When? Thursday 21 June 2007 at 10.00am

Where? Science Media Centre, 19 Albemarle street, London W1S 4BS

No factor is more critical in underpinning the continuing health and vitality of any national economy than a strong supply of graduate engineers able to apply their skills in business and other environments. Some of the greatest challenges the world faces are to deliver secure supplies of energy and water to an expanding population whilst dealing with the challenge of climate change – all of which demand innovative engineering solutions.

So why, at a time when our need for engineering talent is huge, is the UK’s output of engineers stagnating? Between 1994 and 2004 the number of students starting engineering degrees at UK university remained at 24,500 each year even though total university admissions rose by 40 per cent during the same decade.

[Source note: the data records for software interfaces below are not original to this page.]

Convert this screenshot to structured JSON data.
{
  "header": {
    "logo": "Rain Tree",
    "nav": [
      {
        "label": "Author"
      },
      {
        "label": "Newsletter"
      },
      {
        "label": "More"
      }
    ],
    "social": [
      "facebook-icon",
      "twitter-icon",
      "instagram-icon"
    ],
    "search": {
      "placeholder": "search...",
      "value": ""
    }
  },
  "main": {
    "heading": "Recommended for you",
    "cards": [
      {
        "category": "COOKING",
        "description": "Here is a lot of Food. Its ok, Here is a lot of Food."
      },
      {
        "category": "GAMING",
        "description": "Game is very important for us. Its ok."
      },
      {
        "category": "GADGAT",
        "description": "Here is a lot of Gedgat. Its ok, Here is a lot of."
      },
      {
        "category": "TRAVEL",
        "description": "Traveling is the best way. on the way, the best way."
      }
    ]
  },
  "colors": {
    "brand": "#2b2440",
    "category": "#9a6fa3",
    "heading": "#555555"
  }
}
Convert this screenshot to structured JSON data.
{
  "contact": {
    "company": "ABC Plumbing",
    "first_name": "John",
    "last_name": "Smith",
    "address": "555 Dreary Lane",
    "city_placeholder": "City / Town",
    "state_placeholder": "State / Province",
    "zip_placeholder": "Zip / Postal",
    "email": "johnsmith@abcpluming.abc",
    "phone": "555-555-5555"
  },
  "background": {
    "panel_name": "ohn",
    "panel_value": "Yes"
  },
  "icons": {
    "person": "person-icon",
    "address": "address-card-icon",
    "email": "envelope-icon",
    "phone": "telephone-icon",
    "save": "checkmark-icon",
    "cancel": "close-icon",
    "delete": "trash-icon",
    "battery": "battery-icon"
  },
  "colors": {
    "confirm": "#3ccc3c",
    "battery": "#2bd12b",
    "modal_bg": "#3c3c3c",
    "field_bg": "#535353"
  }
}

Less than half of the UK’s engineering graduates actually choose to enter the profession after qualifying.

Meanwhile, mature economies like the UK must now compete with rapidly developing countries like India and China, which are producing record numbers of engineering graduates.

A new report from the UK’s leading engineers will make recommendations to Government and the engineering community to redress this balance.

This briefing will launch The Royal Academy of Engineering’s report ‘Educating Engineers for the 21st Century’.

Speakers will be:

  • Professor Julia King CBE FREng, Vice Chancellor of the University of Aston
  • Dr Michael Shears CBE FREng, Chairman, Arup Trustees

Notes for editors

  1. Founded in 1976, The Royal Academy of Engineering promotes the engineering and technological welfare of the country. Our fellowship – comprising the UK’s most eminent engineers – provides the leadership and expertise for our activities, which focus on the relationships between engineering, technology, and the quality of life. As a national academy, we provide independent and impartial advice to Government; work to secure the next generation of engineers; and provide a voice for Britain’s engineering community.

For more information please contact

For more information please contact: Tonia Page or Jane Sutton at The Royal Academy of Engineering